## [WHAT THE EXERCISE ASKS]
Every entry below should come back unchanged, except that the pictures are dropped.
::: THE INPUT
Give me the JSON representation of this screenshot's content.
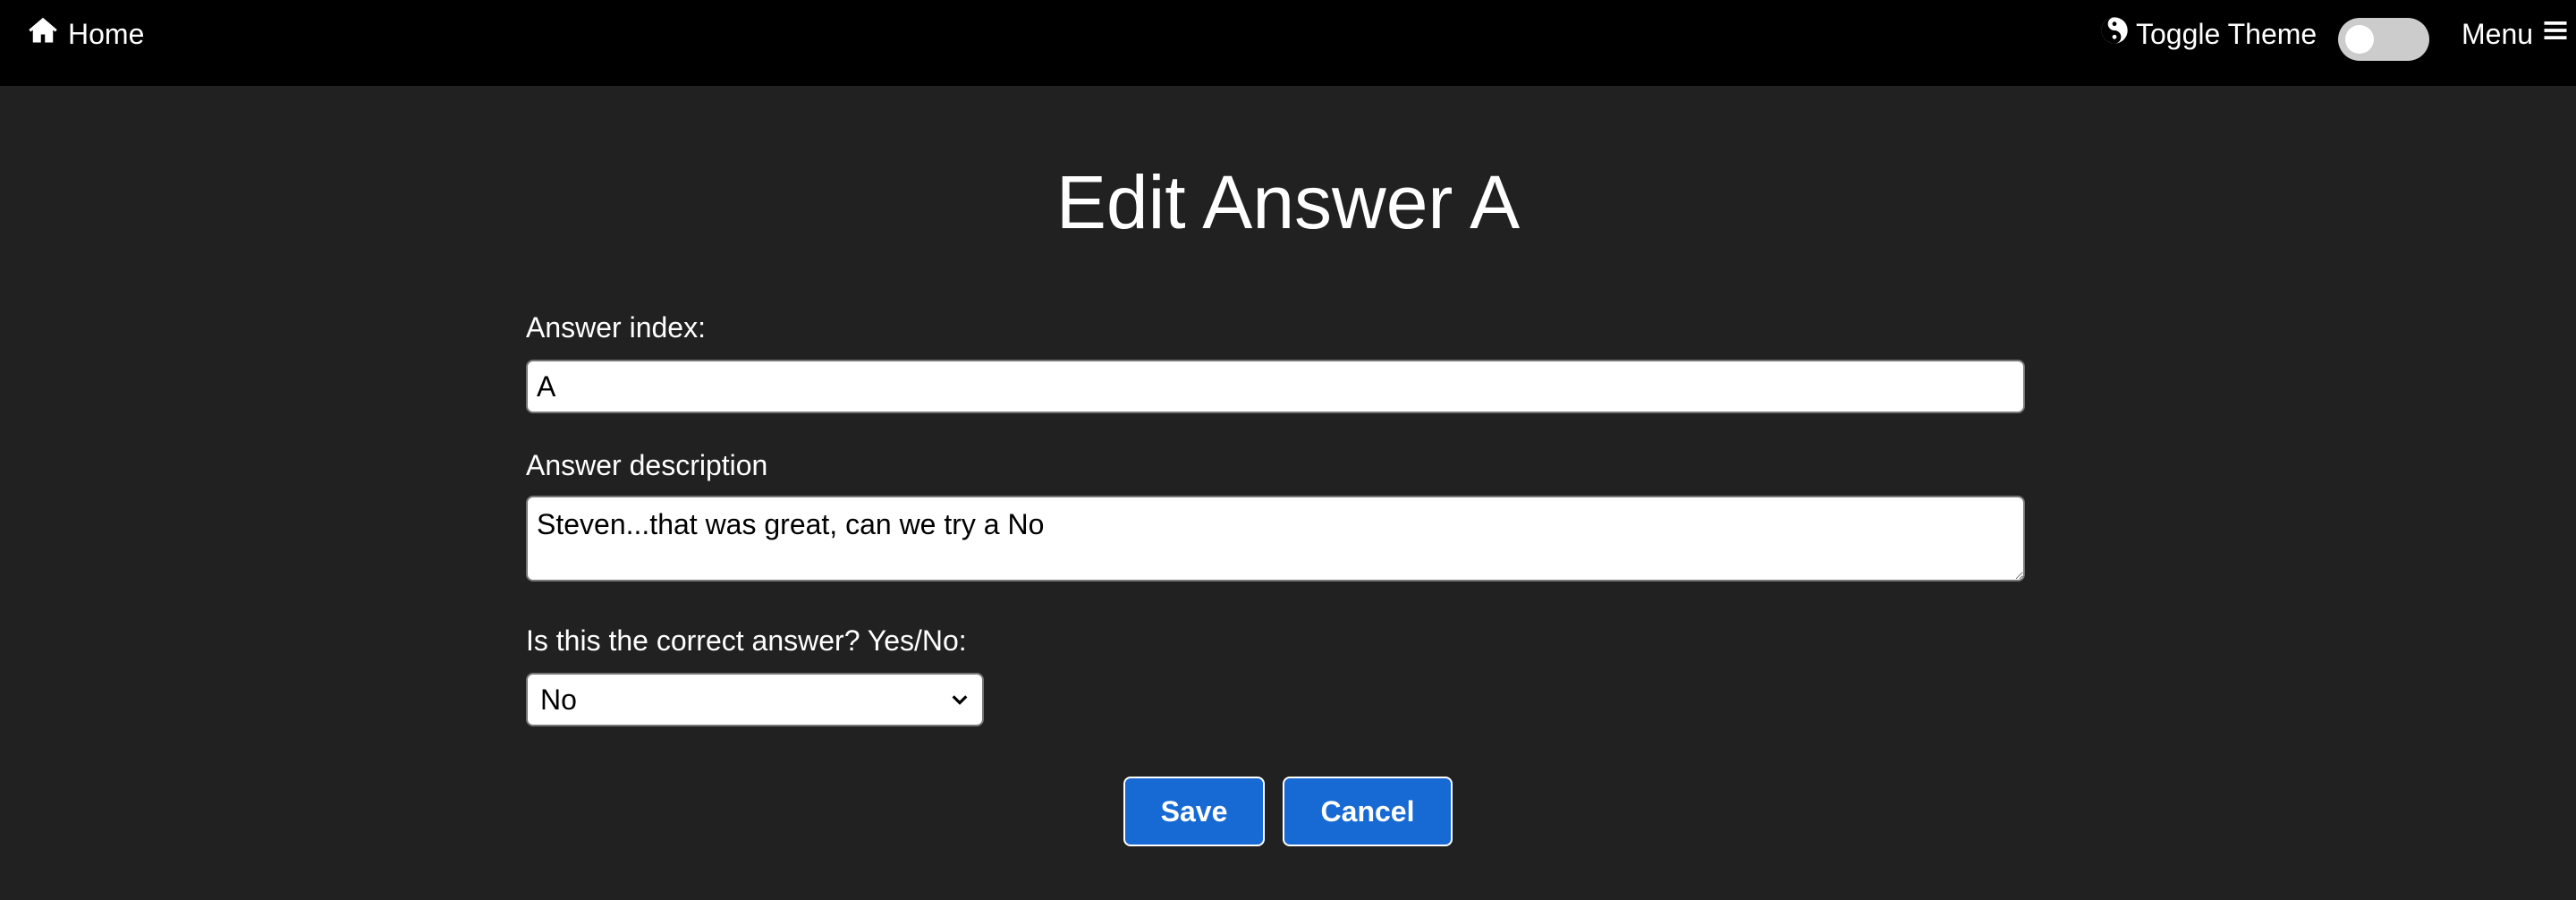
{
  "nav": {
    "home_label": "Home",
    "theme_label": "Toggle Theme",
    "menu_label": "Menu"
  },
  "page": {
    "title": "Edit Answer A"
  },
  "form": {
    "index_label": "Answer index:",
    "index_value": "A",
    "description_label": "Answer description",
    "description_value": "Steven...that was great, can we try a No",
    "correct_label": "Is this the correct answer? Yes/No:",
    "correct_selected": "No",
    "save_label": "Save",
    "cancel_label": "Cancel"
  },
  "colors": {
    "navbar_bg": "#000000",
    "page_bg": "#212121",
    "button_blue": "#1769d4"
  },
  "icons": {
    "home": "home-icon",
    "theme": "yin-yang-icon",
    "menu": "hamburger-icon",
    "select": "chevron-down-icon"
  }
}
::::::
## [SOLUTION FOR THIS TASK]
Give me the JSON representation of this screenshot's content.
{
  "nav": {
    "home_label": "Home",
    "theme_label": "Toggle Theme",
    "menu_label": "Menu"
  },
  "page": {
    "title": "Edit Answer A"
  },
  "form": {
    "index_label": "Answer index:",
    "index_value": "A",
    "description_label": "Answer description",
    "description_value": "Steven...that was great, can we try a No",
    "correct_label": "Is this the correct answer? Yes/No:",
    "correct_selected": "No",
    "save_label": "Save",
    "cancel_label": "Cancel"
  },
  "colors": {
    "navbar_bg": "#000000",
    "page_bg": "#212121",
    "button_blue": "#1769d4"
  },
  "icons": {
    "home": "home-icon",
    "theme": "yin-yang-icon",
    "menu": "hamburger-icon",
    "select": "chevron-down-icon"
  }
}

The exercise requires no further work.